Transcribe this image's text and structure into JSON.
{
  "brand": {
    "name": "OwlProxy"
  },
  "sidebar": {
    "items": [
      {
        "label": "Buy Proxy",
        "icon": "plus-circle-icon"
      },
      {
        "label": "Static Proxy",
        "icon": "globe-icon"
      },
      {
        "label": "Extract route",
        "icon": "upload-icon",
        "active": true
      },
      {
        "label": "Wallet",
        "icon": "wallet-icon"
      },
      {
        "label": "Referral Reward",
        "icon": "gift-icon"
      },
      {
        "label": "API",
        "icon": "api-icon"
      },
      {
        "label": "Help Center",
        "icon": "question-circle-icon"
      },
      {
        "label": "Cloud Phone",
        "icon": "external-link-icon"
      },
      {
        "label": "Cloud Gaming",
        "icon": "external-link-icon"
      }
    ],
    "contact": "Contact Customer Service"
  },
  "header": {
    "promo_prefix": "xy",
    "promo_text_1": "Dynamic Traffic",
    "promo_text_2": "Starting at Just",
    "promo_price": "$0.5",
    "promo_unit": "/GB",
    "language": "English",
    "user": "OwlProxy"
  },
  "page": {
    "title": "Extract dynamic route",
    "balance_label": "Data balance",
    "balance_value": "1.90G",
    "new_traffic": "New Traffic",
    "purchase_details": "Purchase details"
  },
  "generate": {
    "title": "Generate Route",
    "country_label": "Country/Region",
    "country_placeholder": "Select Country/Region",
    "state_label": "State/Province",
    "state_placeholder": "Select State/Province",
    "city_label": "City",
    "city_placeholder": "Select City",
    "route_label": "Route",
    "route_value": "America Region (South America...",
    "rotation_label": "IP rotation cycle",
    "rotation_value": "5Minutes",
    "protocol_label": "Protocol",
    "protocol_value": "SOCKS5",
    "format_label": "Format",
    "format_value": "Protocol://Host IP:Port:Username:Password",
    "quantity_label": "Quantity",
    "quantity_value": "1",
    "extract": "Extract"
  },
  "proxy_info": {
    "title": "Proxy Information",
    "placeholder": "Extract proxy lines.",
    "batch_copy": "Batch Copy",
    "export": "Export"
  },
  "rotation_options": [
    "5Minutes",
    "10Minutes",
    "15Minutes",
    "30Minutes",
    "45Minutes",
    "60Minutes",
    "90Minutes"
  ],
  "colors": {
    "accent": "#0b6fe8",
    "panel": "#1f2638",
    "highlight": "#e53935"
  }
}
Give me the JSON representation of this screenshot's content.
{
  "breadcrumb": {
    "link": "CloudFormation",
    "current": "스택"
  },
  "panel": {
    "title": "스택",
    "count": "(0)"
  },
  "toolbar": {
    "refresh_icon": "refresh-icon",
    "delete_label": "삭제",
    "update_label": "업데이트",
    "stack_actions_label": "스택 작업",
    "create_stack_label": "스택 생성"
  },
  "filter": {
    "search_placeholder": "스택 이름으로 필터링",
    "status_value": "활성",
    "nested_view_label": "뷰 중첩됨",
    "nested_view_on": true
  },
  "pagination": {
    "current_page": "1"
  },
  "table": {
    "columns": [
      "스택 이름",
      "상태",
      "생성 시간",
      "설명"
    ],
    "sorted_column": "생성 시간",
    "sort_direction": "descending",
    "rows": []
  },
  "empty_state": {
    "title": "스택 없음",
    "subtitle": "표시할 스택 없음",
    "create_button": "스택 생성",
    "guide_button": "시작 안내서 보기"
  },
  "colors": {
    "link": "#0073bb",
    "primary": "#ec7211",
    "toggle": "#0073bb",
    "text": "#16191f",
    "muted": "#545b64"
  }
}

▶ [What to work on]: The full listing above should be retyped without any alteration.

▶ [Response]:
Transcribe this image's text and structure into JSON.
{
  "brand": {
    "name": "OwlProxy"
  },
  "sidebar": {
    "items": [
      {
        "label": "Buy Proxy",
        "icon": "plus-circle-icon"
      },
      {
        "label": "Static Proxy",
        "icon": "globe-icon"
      },
      {
        "label": "Extract route",
        "icon": "upload-icon",
        "active": true
      },
      {
        "label": "Wallet",
        "icon": "wallet-icon"
      },
      {
        "label": "Referral Reward",
        "icon": "gift-icon"
      },
      {
        "label": "API",
        "icon": "api-icon"
      },
      {
        "label": "Help Center",
        "icon": "question-circle-icon"
      },
      {
        "label": "Cloud Phone",
        "icon": "external-link-icon"
      },
      {
        "label": "Cloud Gaming",
        "icon": "external-link-icon"
      }
    ],
    "contact": "Contact Customer Service"
  },
  "header": {
    "promo_prefix": "xy",
    "promo_text_1": "Dynamic Traffic",
    "promo_text_2": "Starting at Just",
    "promo_price": "$0.5",
    "promo_unit": "/GB",
    "language": "English",
    "user": "OwlProxy"
  },
  "page": {
    "title": "Extract dynamic route",
    "balance_label": "Data balance",
    "balance_value": "1.90G",
    "new_traffic": "New Traffic",
    "purchase_details": "Purchase details"
  },
  "generate": {
    "title": "Generate Route",
    "country_label": "Country/Region",
    "country_placeholder": "Select Country/Region",
    "state_label": "State/Province",
    "state_placeholder": "Select State/Province",
    "city_label": "City",
    "city_placeholder": "Select City",
    "route_label": "Route",
    "route_value": "America Region (South America...",
    "rotation_label": "IP rotation cycle",
    "rotation_value": "5Minutes",
    "protocol_label": "Protocol",
    "protocol_value": "SOCKS5",
    "format_label": "Format",
    "format_value": "Protocol://Host IP:Port:Username:Password",
    "quantity_label": "Quantity",
    "quantity_value": "1",
    "extract": "Extract"
  },
  "proxy_info": {
    "title": "Proxy Information",
    "placeholder": "Extract proxy lines.",
    "batch_copy": "Batch Copy",
    "export": "Export"
  },
  "rotation_options": [
    "5Minutes",
    "10Minutes",
    "15Minutes",
    "30Minutes",
    "45Minutes",
    "60Minutes",
    "90Minutes"
  ],
  "colors": {
    "accent": "#0b6fe8",
    "panel": "#1f2638",
    "highlight": "#e53935"
  }
}
Give me the JSON representation of this screenshot's content.
{
  "breadcrumb": {
    "link": "CloudFormation",
    "current": "스택"
  },
  "panel": {
    "title": "스택",
    "count": "(0)"
  },
  "toolbar": {
    "refresh_icon": "refresh-icon",
    "delete_label": "삭제",
    "update_label": "업데이트",
    "stack_actions_label": "스택 작업",
    "create_stack_label": "스택 생성"
  },
  "filter": {
    "search_placeholder": "스택 이름으로 필터링",
    "status_value": "활성",
    "nested_view_label": "뷰 중첩됨",
    "nested_view_on": true
  },
  "pagination": {
    "current_page": "1"
  },
  "table": {
    "columns": [
      "스택 이름",
      "상태",
      "생성 시간",
      "설명"
    ],
    "sorted_column": "생성 시간",
    "sort_direction": "descending",
    "rows": []
  },
  "empty_state": {
    "title": "스택 없음",
    "subtitle": "표시할 스택 없음",
    "create_button": "스택 생성",
    "guide_button": "시작 안내서 보기"
  },
  "colors": {
    "link": "#0073bb",
    "primary": "#ec7211",
    "toggle": "#0073bb",
    "text": "#16191f",
    "muted": "#545b64"
  }
}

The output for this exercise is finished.